## EXERCISE AIM
Please filter the data down to the lines that include the word "Validation" and copy them.

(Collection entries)
|---|

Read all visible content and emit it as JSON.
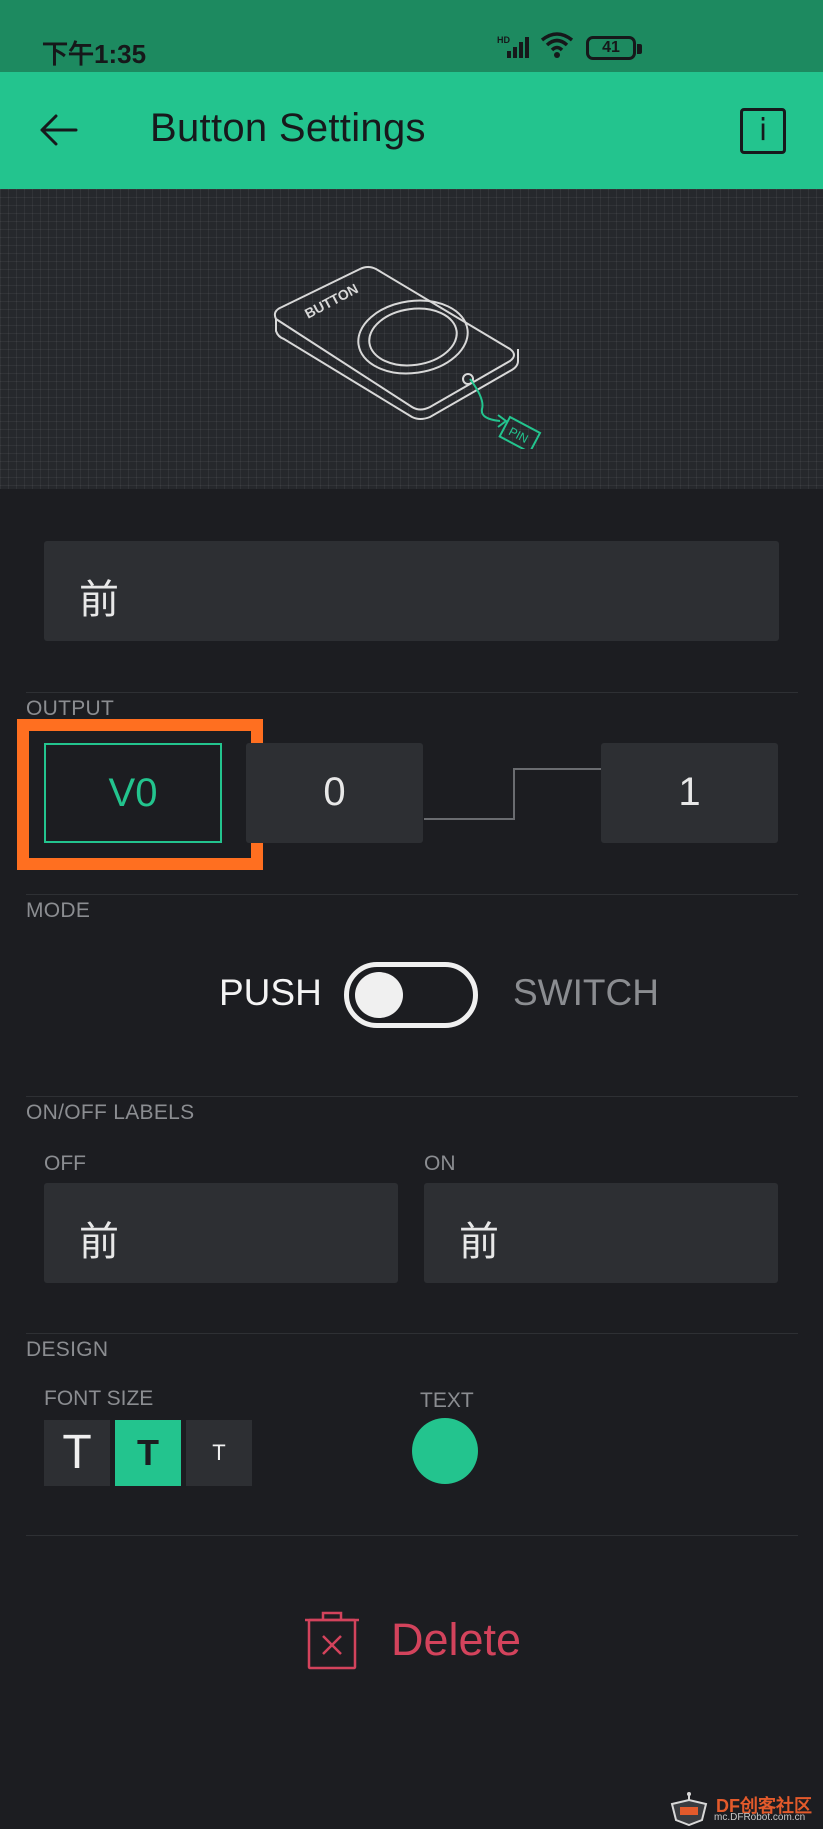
{
  "status_bar": {
    "time": "下午1:35",
    "signal_label": "HD",
    "battery": "41"
  },
  "app_bar": {
    "title": "Button Settings",
    "info_label": "i"
  },
  "widget_name": "前",
  "output": {
    "section_label": "OUTPUT",
    "pin": "V0",
    "low_value": "0",
    "high_value": "1"
  },
  "mode": {
    "section_label": "MODE",
    "push_label": "PUSH",
    "switch_label": "SWITCH",
    "is_switch": false
  },
  "labels": {
    "section_label": "ON/OFF LABELS",
    "off_caption": "OFF",
    "off_value": "前",
    "on_caption": "ON",
    "on_value": "前"
  },
  "design": {
    "section_label": "DESIGN",
    "font_size_label": "FONT SIZE",
    "font_sizes": [
      {
        "glyph": "T",
        "active": false
      },
      {
        "glyph": "T",
        "active": true
      },
      {
        "glyph": "T",
        "active": false
      }
    ],
    "text_color_label": "TEXT",
    "text_color": "#23c48e"
  },
  "illustration": {
    "button_text": "BUTTON",
    "pin_text": "PIN"
  },
  "delete_label": "Delete",
  "watermark": {
    "brand": "DF创客社区",
    "url": "mc.DFRobot.com.cn"
  },
  "colors": {
    "accent": "#23c48e",
    "status_bar": "#1d8a60",
    "danger": "#d3435c",
    "highlight": "#ff6f20"
  }
}
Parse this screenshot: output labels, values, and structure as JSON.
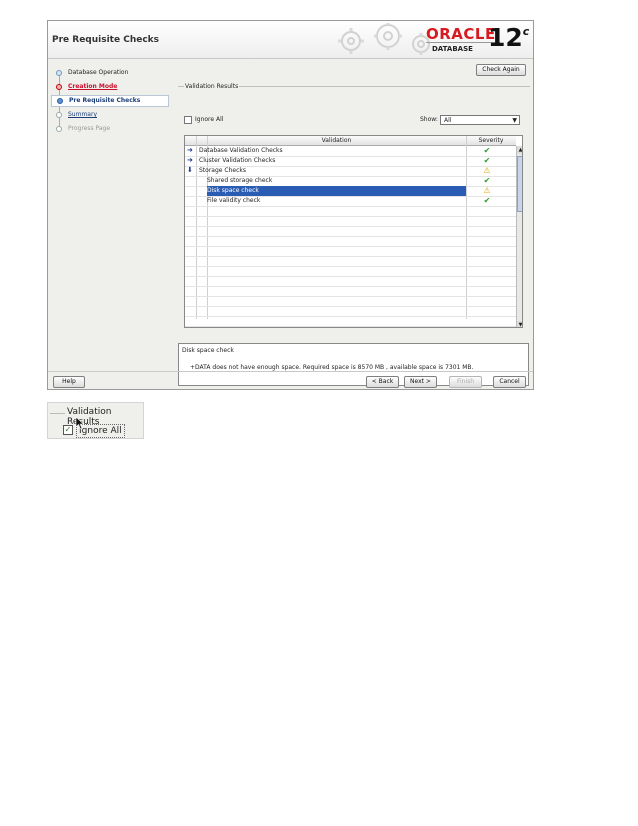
{
  "window": {
    "page_title": "Pre Requisite Checks",
    "brand": "ORACLE",
    "brand_sub": "DATABASE",
    "version": "12",
    "version_suffix": "c"
  },
  "nav": {
    "items": [
      {
        "label": "Database Operation",
        "state": "done"
      },
      {
        "label": "Creation Mode",
        "state": "error"
      },
      {
        "label": "Pre Requisite Checks",
        "state": "current"
      },
      {
        "label": "Summary",
        "state": "link"
      },
      {
        "label": "Progress Page",
        "state": "future"
      }
    ]
  },
  "main": {
    "check_again": "Check Again",
    "group_title": "Validation Results",
    "ignore_all": "Ignore All",
    "ignore_all_checked": false,
    "show_label": "Show:",
    "show_value": "All",
    "table": {
      "col_validation": "Validation",
      "col_severity": "Severity",
      "rows": [
        {
          "label": "Database Validation Checks",
          "indent": 0,
          "arrow": "right",
          "severity": "ok",
          "selected": false
        },
        {
          "label": "Cluster Validation Checks",
          "indent": 0,
          "arrow": "right",
          "severity": "ok",
          "selected": false
        },
        {
          "label": "Storage Checks",
          "indent": 0,
          "arrow": "down",
          "severity": "warning",
          "selected": false
        },
        {
          "label": "Shared storage check",
          "indent": 1,
          "arrow": "",
          "severity": "ok",
          "selected": false
        },
        {
          "label": "Disk space check",
          "indent": 1,
          "arrow": "",
          "severity": "warning",
          "selected": true
        },
        {
          "label": "File validity check",
          "indent": 1,
          "arrow": "",
          "severity": "ok",
          "selected": false
        }
      ]
    },
    "details": {
      "title": "Disk space check",
      "message": "+DATA does not have enough space. Required space is 8570 MB , available space is 7301 MB."
    }
  },
  "footer": {
    "help": "Help",
    "back": "< Back",
    "next": "Next >",
    "finish": "Finish",
    "cancel": "Cancel"
  },
  "zoom": {
    "group_title": "Validation Results",
    "ignore_all": "Ignore All",
    "ignore_all_checked": true
  }
}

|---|

## THE ANSWER
    "group_title": "Validation Results",
      "col_validation": "Validation",
          "label": "Database Validation Checks",
          "label": "Cluster Validation Checks",
    "group_title": "Validation Results",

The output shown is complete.